### Assignment
Scan the entries below for the word "Altitude" and copy every line in which it occurs.

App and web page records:
****
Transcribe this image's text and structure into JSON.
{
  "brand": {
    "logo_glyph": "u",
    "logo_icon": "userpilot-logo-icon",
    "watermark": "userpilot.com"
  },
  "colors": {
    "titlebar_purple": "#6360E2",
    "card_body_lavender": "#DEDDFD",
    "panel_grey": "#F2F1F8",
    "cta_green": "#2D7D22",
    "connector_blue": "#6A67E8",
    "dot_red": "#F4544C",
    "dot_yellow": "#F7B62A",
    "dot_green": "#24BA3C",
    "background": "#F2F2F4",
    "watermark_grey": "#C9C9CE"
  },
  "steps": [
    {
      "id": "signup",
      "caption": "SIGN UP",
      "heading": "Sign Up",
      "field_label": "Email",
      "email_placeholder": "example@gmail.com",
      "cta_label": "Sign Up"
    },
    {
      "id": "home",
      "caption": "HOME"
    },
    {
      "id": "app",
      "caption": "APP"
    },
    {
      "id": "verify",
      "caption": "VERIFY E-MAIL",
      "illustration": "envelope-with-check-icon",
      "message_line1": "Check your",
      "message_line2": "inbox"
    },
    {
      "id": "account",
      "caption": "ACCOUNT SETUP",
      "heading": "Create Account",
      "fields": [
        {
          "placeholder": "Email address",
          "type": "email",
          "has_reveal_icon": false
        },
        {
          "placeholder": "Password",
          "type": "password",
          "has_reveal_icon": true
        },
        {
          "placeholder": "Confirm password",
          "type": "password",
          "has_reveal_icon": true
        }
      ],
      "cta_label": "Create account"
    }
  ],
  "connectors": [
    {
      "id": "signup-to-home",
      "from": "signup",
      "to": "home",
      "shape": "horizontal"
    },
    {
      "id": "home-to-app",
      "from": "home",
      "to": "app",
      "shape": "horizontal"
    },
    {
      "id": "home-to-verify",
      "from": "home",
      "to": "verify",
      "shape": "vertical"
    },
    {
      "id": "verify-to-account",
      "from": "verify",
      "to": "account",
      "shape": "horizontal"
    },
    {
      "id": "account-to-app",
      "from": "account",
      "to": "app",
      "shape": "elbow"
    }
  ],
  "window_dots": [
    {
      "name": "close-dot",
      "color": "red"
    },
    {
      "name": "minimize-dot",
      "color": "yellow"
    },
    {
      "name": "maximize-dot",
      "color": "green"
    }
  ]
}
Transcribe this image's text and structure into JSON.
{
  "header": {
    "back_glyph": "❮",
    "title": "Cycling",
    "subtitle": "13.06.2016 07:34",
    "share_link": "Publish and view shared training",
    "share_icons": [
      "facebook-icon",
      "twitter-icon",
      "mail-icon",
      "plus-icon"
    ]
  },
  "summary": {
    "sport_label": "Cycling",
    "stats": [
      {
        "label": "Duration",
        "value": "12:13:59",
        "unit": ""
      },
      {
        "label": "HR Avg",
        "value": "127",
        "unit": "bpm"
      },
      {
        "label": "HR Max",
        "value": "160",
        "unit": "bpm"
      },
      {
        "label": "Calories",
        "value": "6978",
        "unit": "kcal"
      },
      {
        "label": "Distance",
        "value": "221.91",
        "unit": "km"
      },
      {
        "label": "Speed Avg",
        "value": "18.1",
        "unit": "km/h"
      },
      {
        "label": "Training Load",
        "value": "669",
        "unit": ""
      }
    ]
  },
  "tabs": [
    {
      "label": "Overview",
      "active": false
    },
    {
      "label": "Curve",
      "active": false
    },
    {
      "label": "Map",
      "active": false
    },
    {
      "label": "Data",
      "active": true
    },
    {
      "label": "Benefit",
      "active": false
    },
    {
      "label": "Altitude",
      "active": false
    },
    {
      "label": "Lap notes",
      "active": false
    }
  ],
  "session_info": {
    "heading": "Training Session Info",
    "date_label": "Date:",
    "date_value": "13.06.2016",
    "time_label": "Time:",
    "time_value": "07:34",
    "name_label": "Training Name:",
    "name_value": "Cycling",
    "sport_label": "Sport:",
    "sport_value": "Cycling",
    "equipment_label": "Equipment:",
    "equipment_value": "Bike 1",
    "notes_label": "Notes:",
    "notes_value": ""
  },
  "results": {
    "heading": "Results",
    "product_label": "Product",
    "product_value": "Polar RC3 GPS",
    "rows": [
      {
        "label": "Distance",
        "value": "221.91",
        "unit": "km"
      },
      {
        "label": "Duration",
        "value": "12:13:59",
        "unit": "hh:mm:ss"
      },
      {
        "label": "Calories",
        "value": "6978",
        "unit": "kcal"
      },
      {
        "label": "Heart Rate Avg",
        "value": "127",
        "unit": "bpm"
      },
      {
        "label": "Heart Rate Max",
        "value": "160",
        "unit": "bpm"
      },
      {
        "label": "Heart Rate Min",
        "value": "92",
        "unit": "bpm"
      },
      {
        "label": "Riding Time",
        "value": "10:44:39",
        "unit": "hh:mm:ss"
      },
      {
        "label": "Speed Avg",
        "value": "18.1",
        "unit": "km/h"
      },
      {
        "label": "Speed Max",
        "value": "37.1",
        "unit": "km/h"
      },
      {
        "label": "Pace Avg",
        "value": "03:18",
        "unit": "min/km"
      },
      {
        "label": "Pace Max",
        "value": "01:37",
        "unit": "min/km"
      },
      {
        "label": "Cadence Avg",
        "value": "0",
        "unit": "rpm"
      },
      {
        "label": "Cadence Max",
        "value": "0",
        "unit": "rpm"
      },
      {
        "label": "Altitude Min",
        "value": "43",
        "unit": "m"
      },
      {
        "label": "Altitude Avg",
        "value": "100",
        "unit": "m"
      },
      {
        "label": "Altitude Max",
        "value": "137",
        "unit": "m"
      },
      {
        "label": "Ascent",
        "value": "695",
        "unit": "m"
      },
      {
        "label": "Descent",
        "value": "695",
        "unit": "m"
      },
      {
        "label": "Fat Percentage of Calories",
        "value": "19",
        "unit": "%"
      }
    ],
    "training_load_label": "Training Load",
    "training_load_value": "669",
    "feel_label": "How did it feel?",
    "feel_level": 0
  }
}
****
### Task output
      "label": "Altitude",
        "label": "Altitude Min",
        "label": "Altitude Avg",
        "label": "Altitude Max",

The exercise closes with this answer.